Recently, after news of Pollard’s hospitalization, Prime Minister Binyamin Netanyahu was on Channel 10, and stated: “Pollard does not need to be in the hospital nor in a prison – he needs to be released.”
Netanyahu continued: “There isn’t a single conversation in the White House that goes by without bringing [Pollard] up,” and “I hope that we can finally succeed to bring him home.”
Dear Prime Minister Netanyahu: If you keep “conversing” for his release, Pollard will soon be dead. There is no time for finessing, cajoling or games.
For your own sake as much as Pollard’s, and for the sake of this generation, you need to place the weight of Israel behind this issue: Call in friends, make some threats, throw some muscle around.

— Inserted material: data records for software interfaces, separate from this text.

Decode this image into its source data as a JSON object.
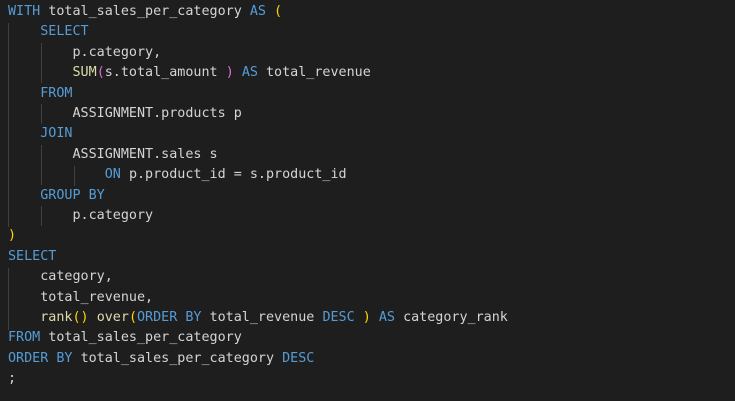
{
  "code": {
    "with_kw": "WITH",
    "cte_name": "total_sales_per_category",
    "as_kw": "AS",
    "open_paren": "(",
    "select_kw": "SELECT",
    "line3_text": "p.category,",
    "sum_fn": "SUM",
    "sum_open": "(",
    "sum_arg": "s.total_amount ",
    "sum_close": ")",
    "as_kw2": "AS",
    "revenue_alias": "total_revenue",
    "from_kw": "FROM",
    "products_table": "ASSIGNMENT.products p",
    "join_kw": "JOIN",
    "sales_table": "ASSIGNMENT.sales s",
    "on_kw": "ON",
    "join_condition": "p.product_id = s.product_id",
    "group_by_kw": "GROUP BY",
    "group_col": "p.category",
    "close_paren": ")",
    "select_kw2": "SELECT",
    "col_category": "category,",
    "col_total_revenue": "total_revenue,",
    "rank_fn": "rank",
    "rank_parens": "()",
    "over_kw": "over",
    "over_open": "(",
    "order_by_kw": "ORDER BY",
    "order_col": "total_revenue",
    "desc_kw": "DESC",
    "over_close": ")",
    "as_kw3": "AS",
    "rank_alias": "category_rank",
    "from_kw2": "FROM",
    "from_table2": "total_sales_per_category",
    "order_by_kw2": "ORDER BY",
    "order_col2": "total_sales_per_category",
    "desc_kw2": "DESC",
    "semicolon": ";"
  },
  "colors": {
    "background": "#1e1e1e",
    "keyword": "#569cd6",
    "function": "#dcdcaa",
    "bracket_level1": "#da70d6",
    "bracket_level2": "#179fff",
    "bracket_level3": "#ffd700",
    "text": "#d4d4d4"
  }
}
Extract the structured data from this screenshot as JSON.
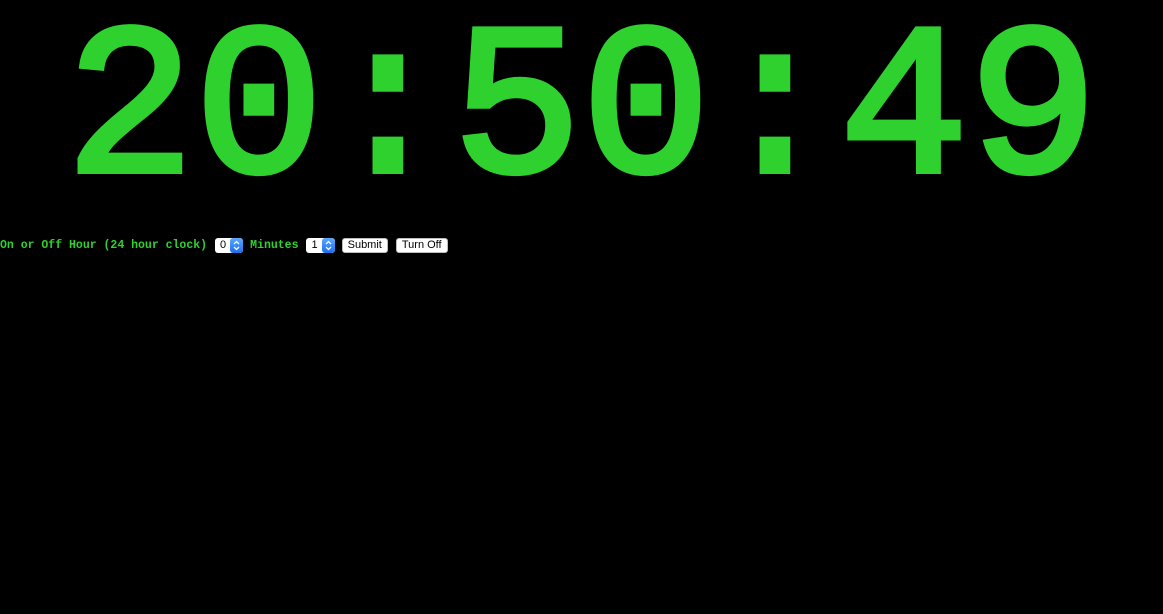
{
  "clock": {
    "time": "20:50:49"
  },
  "colors": {
    "accent": "#2fd12f",
    "background": "#000000"
  },
  "controls": {
    "hour_label": "On or Off Hour (24 hour clock)",
    "hour_value": "0",
    "minutes_label": "Minutes",
    "minutes_value": "1",
    "submit_label": "Submit",
    "turn_off_label": "Turn Off"
  },
  "icons": {
    "stepper": "up-down-chevron-icon"
  }
}
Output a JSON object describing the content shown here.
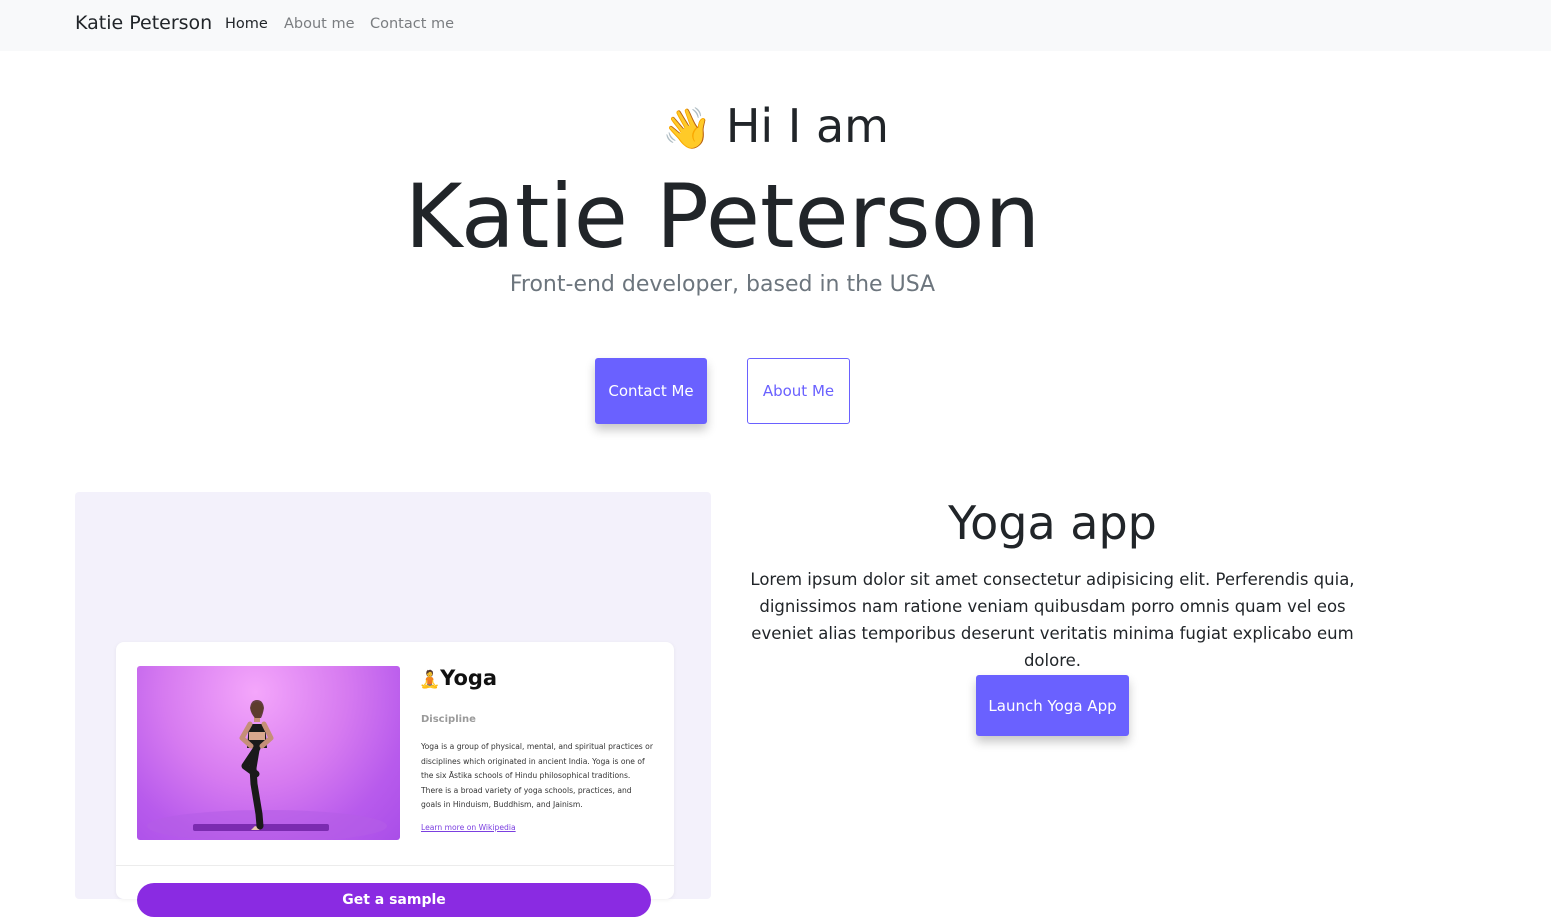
{
  "navbar": {
    "brand": "Katie Peterson",
    "links": [
      {
        "label": "Home",
        "active": true
      },
      {
        "label": "About me",
        "active": false
      },
      {
        "label": "Contact me",
        "active": false
      }
    ]
  },
  "hero": {
    "greeting": "Hi I am",
    "wave_icon": "👋",
    "name": "Katie Peterson",
    "subtitle": "Front-end developer, based in the USA",
    "contact_button": "Contact Me",
    "about_button": "About Me"
  },
  "project": {
    "title": "Yoga app",
    "description": "Lorem ipsum dolor sit amet consectetur adipisicing elit. Perferendis quia, dignissimos nam ratione veniam quibusdam porro omnis quam vel eos eveniet alias temporibus deserunt veritatis minima fugiat explicabo eum dolore.",
    "launch_button": "Launch Yoga App",
    "preview": {
      "icon": "🧘",
      "title": "Yoga",
      "discipline_label": "Discipline",
      "description": "Yoga is a group of physical, mental, and spiritual practices or disciplines which originated in ancient India. Yoga is one of the six Āstika schools of Hindu philosophical traditions. There is a broad variety of yoga schools, practices, and goals in Hinduism, Buddhism, and Jainism.",
      "link": "Learn more on Wikipedia",
      "button": "Get a sample"
    }
  },
  "colors": {
    "accent": "#6a61ff",
    "preview_bg": "#f3f1fb",
    "preview_button": "#8a2be2",
    "navbar_bg": "#f8f9fa"
  }
}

Mr. Prime Minister: Just as you made the release of Gilad Schalit a priority, so too make Pollard’s release a priority, so that this Passover, the holiday of freedom, Pollard can sit at a Seder table in Jerusalem.
Indeed, we all want Jonathan Pollard to come home. We hope he sees the sunset on the Mediterranean, feels the desert breeze on his face, and says the thankful prayer at the Western Wall in Jerusalem.
Yes, we all want him to have health and happy days, but unless something changes, Jonathan Pollard, our brother, will soon die in Butner prison – and we will all bear the bloodstain of his death for the rest of our lives. ■
The writer is a Jerusalem-based FM radio show host, the director of Kumah, a pro-Israel NGO, and a graduate of the Cardozo School of Law.